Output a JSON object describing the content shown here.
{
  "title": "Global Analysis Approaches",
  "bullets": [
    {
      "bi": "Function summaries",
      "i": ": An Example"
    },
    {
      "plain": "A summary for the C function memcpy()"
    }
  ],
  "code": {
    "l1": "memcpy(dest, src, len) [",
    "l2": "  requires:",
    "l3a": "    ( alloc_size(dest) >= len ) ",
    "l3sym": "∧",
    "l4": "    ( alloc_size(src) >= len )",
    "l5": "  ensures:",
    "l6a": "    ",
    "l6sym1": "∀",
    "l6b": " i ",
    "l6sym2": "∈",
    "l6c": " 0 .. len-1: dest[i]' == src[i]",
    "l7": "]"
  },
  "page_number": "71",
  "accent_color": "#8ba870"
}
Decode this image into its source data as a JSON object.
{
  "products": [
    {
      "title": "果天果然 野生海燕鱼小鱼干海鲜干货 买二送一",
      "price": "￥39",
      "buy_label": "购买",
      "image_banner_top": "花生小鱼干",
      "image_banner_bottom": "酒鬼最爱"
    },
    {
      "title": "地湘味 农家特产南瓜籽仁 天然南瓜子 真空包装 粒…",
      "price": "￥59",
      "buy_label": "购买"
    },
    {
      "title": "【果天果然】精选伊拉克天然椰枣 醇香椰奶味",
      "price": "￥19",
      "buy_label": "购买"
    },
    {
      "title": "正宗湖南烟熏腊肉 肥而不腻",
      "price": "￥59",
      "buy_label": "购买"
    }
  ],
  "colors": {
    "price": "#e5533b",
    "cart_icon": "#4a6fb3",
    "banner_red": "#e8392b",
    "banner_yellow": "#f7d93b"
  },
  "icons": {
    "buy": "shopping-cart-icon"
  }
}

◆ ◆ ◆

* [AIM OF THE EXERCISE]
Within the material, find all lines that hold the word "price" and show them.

* [SOLUTION BELOW]
      "price": "￥39",
      "price": "￥59",
      "price": "￥19",
      "price": "￥59",
    "price": "#e5533b",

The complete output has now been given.